> Given records:
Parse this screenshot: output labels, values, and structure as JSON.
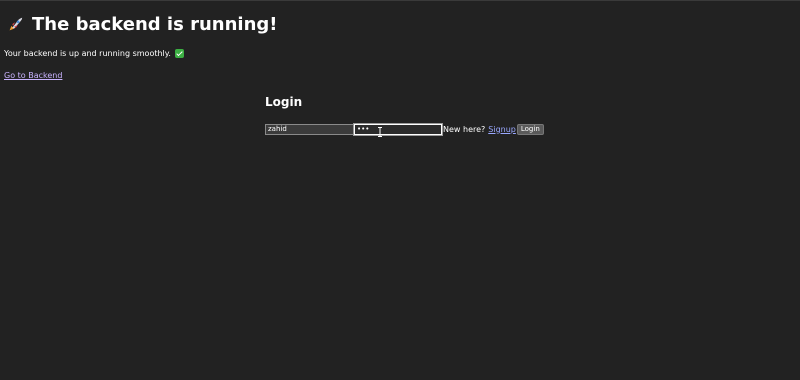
{
  "header": {
    "title": "The backend is running!",
    "icon": "rocket-icon"
  },
  "status": {
    "message": "Your backend is up and running smoothly.",
    "icon": "check-icon",
    "icon_color": "#3cb043"
  },
  "links": {
    "backend_label": "Go to Backend"
  },
  "login": {
    "title": "Login",
    "username_value": "zahid",
    "password_value": "•••",
    "new_here_text": "New here?",
    "signup_label": "Signup",
    "button_label": "Login"
  },
  "colors": {
    "background": "#222222",
    "link_color": "#c9b3ff",
    "signup_color": "#9aa8ff"
  }
}
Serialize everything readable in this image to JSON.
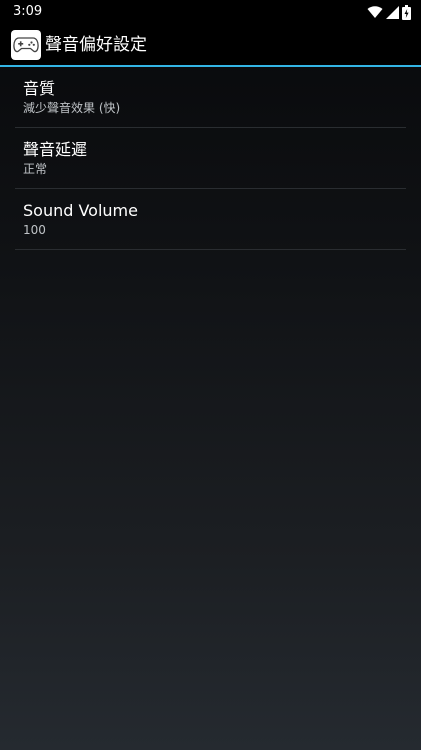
{
  "status_bar": {
    "time": "3:09",
    "icons": [
      "wifi-icon",
      "signal-icon",
      "battery-charging-icon"
    ]
  },
  "action_bar": {
    "app_icon": "gamepad-icon",
    "title": "聲音偏好設定"
  },
  "preferences": [
    {
      "title": "音質",
      "summary": "減少聲音效果 (快)"
    },
    {
      "title": "聲音延遲",
      "summary": "正常"
    },
    {
      "title": "Sound Volume",
      "summary": "100"
    }
  ],
  "colors": {
    "accent": "#33b5e5",
    "summary_text": "#bfc3c7",
    "bar_background": "#000000"
  }
}
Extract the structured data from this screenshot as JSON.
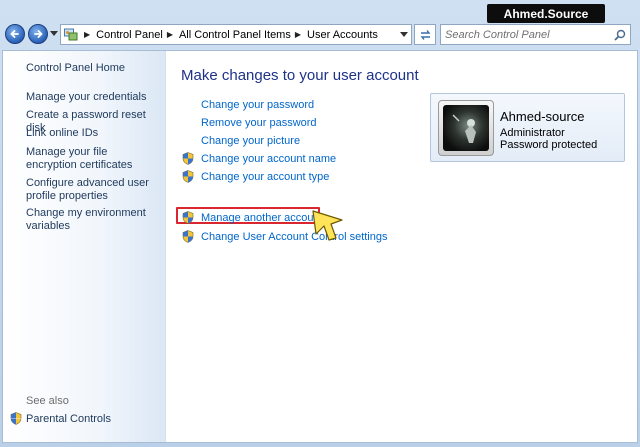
{
  "watermark": "Ahmed.Source",
  "address": {
    "breadcrumbs": [
      "Control Panel",
      "All Control Panel Items",
      "User Accounts"
    ]
  },
  "search": {
    "placeholder": "Search Control Panel"
  },
  "sidebar": {
    "items": [
      "Control Panel Home",
      "Manage your credentials",
      "Create a password reset disk",
      "Link online IDs",
      "Manage your file encryption certificates",
      "Configure advanced user profile properties",
      "Change my environment variables"
    ],
    "see_also": "See also",
    "parental_controls": "Parental Controls"
  },
  "main": {
    "title": "Make changes to your user account",
    "tasks": [
      "Change your password",
      "Remove your password",
      "Change your picture",
      "Change your account name",
      "Change your account type"
    ],
    "other_tasks": [
      "Manage another account",
      "Change User Account Control settings"
    ]
  },
  "account": {
    "name": "Ahmed-source",
    "role": "Administrator",
    "status": "Password protected"
  },
  "help_label": "?",
  "colors": {
    "link": "#0066cc",
    "title": "#1e3287",
    "highlight": "#d9262f"
  }
}
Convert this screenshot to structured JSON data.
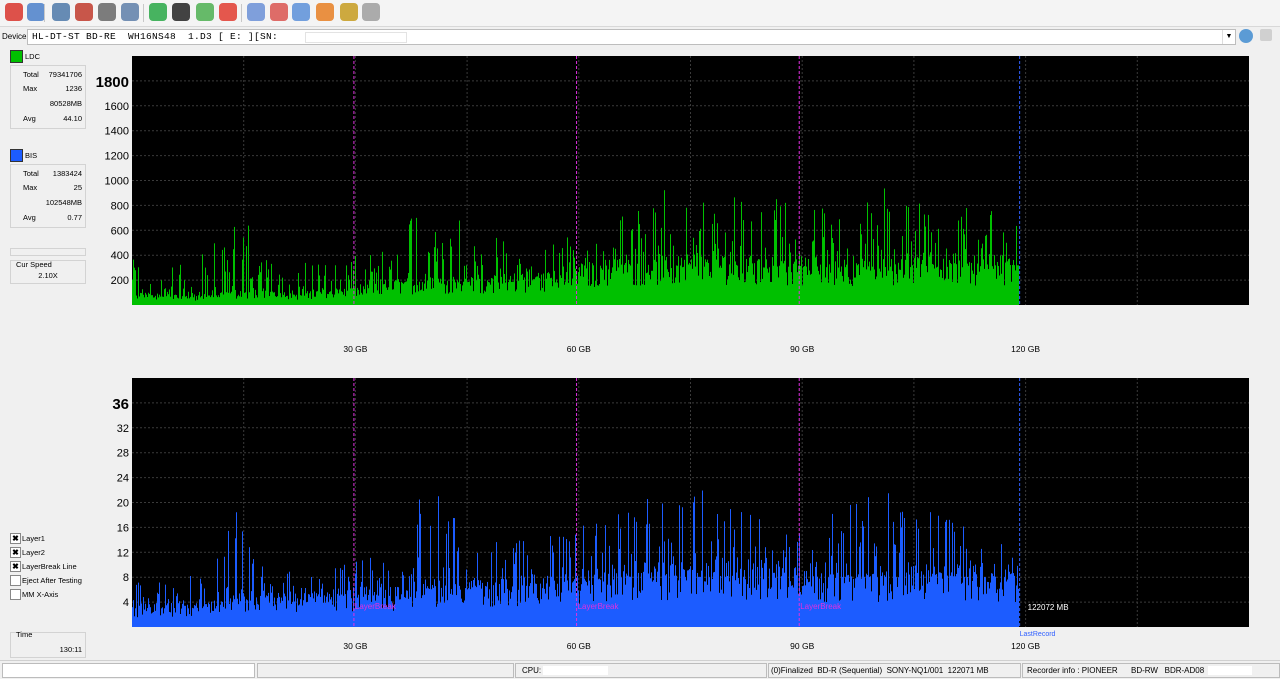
{
  "toolbar": {
    "buttons": [
      {
        "name": "exit-icon",
        "color": "#d8342c"
      },
      {
        "name": "wand-icon",
        "color": "#4a7fc9"
      },
      {
        "name": "monitor-icon",
        "color": "#4c78a8"
      },
      {
        "name": "drive-red-icon",
        "color": "#c0392b"
      },
      {
        "name": "drive-gray-icon",
        "color": "#666666"
      },
      {
        "name": "compare-icon",
        "color": "#5d7ea8"
      },
      {
        "name": "refresh-icon",
        "color": "#28a745"
      },
      {
        "name": "disc-icon",
        "color": "#222222"
      },
      {
        "name": "shield-disc-icon",
        "color": "#4caf50"
      },
      {
        "name": "stop-icon",
        "color": "#e03b2f"
      },
      {
        "name": "blue-disc-icon",
        "color": "#6a8fd6"
      },
      {
        "name": "eraser-icon",
        "color": "#d9534f"
      },
      {
        "name": "globe-icon",
        "color": "#5a8fd8"
      },
      {
        "name": "fire-icon",
        "color": "#e67e22"
      },
      {
        "name": "chart-icon",
        "color": "#c59b1e"
      },
      {
        "name": "save-icon",
        "color": "#9e9e9e"
      }
    ]
  },
  "device": {
    "label": "Device:",
    "value": "HL-DT-ST BD-RE  WH16NS48  1.D3 [ E: ][SN:                ]"
  },
  "ldc": {
    "label": "LDC",
    "color": "#00c000",
    "stats": [
      {
        "k": "Total",
        "v": "79341706"
      },
      {
        "k": "Max",
        "v": "1236"
      },
      {
        "k": "",
        "v": "80528MB"
      },
      {
        "k": "Avg",
        "v": "44.10"
      }
    ]
  },
  "bis": {
    "label": "BIS",
    "color": "#1c5cff",
    "stats": [
      {
        "k": "Total",
        "v": "1383424"
      },
      {
        "k": "Max",
        "v": "25"
      },
      {
        "k": "",
        "v": "102548MB"
      },
      {
        "k": "Avg",
        "v": "0.77"
      }
    ]
  },
  "speed": {
    "label": "Cur Speed",
    "value": "2.10X"
  },
  "options": [
    {
      "label": "Layer1",
      "checked": true
    },
    {
      "label": "Layer2",
      "checked": true
    },
    {
      "label": "LayerBreak Line",
      "checked": true
    },
    {
      "label": "Eject After Testing",
      "checked": false
    },
    {
      "label": "MM X-Axis",
      "checked": false
    }
  ],
  "time": {
    "label": "Time",
    "value": "130:11"
  },
  "chart_data": [
    {
      "type": "bar",
      "title": "LDC",
      "xlabel": "",
      "ylabel": "",
      "xlim": [
        0,
        150
      ],
      "ylim": [
        0,
        2000
      ],
      "x_ticks": [
        "30 GB",
        "60 GB",
        "90 GB",
        "120 GB"
      ],
      "x_tick_values": [
        30,
        60,
        90,
        120
      ],
      "y_ticks": [
        "200",
        "400",
        "600",
        "800",
        "1000",
        "1200",
        "1400",
        "1600",
        "1800"
      ],
      "y_tick_values": [
        200,
        400,
        600,
        800,
        1000,
        1200,
        1400,
        1600,
        1800
      ],
      "layer_breaks": [
        29.8,
        59.7,
        89.6
      ],
      "last_record": 119.2,
      "series": [
        {
          "name": "LDC",
          "color": "#00c000",
          "profile": [
            [
              0,
              80,
              420
            ],
            [
              5,
              70,
              330
            ],
            [
              10,
              70,
              430
            ],
            [
              14,
              90,
              930
            ],
            [
              18,
              110,
              420
            ],
            [
              22,
              80,
              410
            ],
            [
              26,
              110,
              350
            ],
            [
              30,
              110,
              450
            ],
            [
              35,
              160,
              500
            ],
            [
              40,
              180,
              1180
            ],
            [
              45,
              180,
              620
            ],
            [
              50,
              180,
              560
            ],
            [
              55,
              200,
              560
            ],
            [
              60,
              260,
              650
            ],
            [
              65,
              300,
              720
            ],
            [
              70,
              310,
              980
            ],
            [
              75,
              300,
              800
            ],
            [
              80,
              320,
              880
            ],
            [
              85,
              300,
              900
            ],
            [
              90,
              310,
              860
            ],
            [
              95,
              300,
              760
            ],
            [
              100,
              300,
              1230
            ],
            [
              105,
              320,
              820
            ],
            [
              110,
              300,
              900
            ],
            [
              115,
              310,
              780
            ],
            [
              119,
              320,
              680
            ]
          ]
        }
      ]
    },
    {
      "type": "bar",
      "title": "BIS",
      "xlabel": "",
      "ylabel": "",
      "xlim": [
        0,
        150
      ],
      "ylim": [
        0,
        40
      ],
      "x_ticks": [
        "30 GB",
        "60 GB",
        "90 GB",
        "120 GB"
      ],
      "x_tick_values": [
        30,
        60,
        90,
        120
      ],
      "y_ticks": [
        "4",
        "8",
        "12",
        "16",
        "20",
        "24",
        "28",
        "32",
        "36"
      ],
      "y_tick_values": [
        4,
        8,
        12,
        16,
        20,
        24,
        28,
        32,
        36
      ],
      "layer_breaks": [
        29.8,
        59.7,
        89.6
      ],
      "last_record": 119.2,
      "layer_break_label": "LayerBreak",
      "last_record_label": "LastRecord",
      "last_record_value": "122072 MB",
      "series": [
        {
          "name": "BIS",
          "color": "#1c5cff",
          "profile": [
            [
              0,
              3,
              8
            ],
            [
              5,
              3,
              7
            ],
            [
              10,
              3,
              10
            ],
            [
              14,
              4,
              19
            ],
            [
              18,
              5,
              10
            ],
            [
              22,
              4,
              9
            ],
            [
              26,
              5,
              10
            ],
            [
              30,
              5,
              11
            ],
            [
              35,
              5,
              12
            ],
            [
              40,
              6,
              24
            ],
            [
              45,
              6,
              15
            ],
            [
              50,
              6,
              14
            ],
            [
              55,
              7,
              15
            ],
            [
              60,
              7,
              16
            ],
            [
              65,
              8,
              19
            ],
            [
              70,
              8,
              22
            ],
            [
              75,
              8,
              23
            ],
            [
              80,
              8,
              20
            ],
            [
              85,
              8,
              19
            ],
            [
              90,
              8,
              19
            ],
            [
              95,
              8,
              18
            ],
            [
              100,
              8,
              25
            ],
            [
              105,
              8,
              18
            ],
            [
              110,
              8,
              20
            ],
            [
              115,
              8,
              17
            ],
            [
              119,
              8,
              14
            ]
          ]
        }
      ]
    }
  ],
  "statusbar": {
    "cpu_label": "CPU:",
    "disc_info": "(0)Finalized  BD-R (Sequential)  SONY-NQ1/001  122071 MB",
    "recorder_label": "Recorder info : PIONEER",
    "recorder_model": "BD-RW   BDR-AD08"
  }
}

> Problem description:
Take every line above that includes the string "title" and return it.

> Result for this exercise:
    "title": "The backend is running!",
    "title": "Login",
    "title": "聲音偏好設定"
      "title": "音質",
      "title": "聲音延遲",
      "title": "Sound Volume",
    "title": "Make changes to your user account",
    "title": "#1e3287",
      "title": "LDC",
      "title": "BIS",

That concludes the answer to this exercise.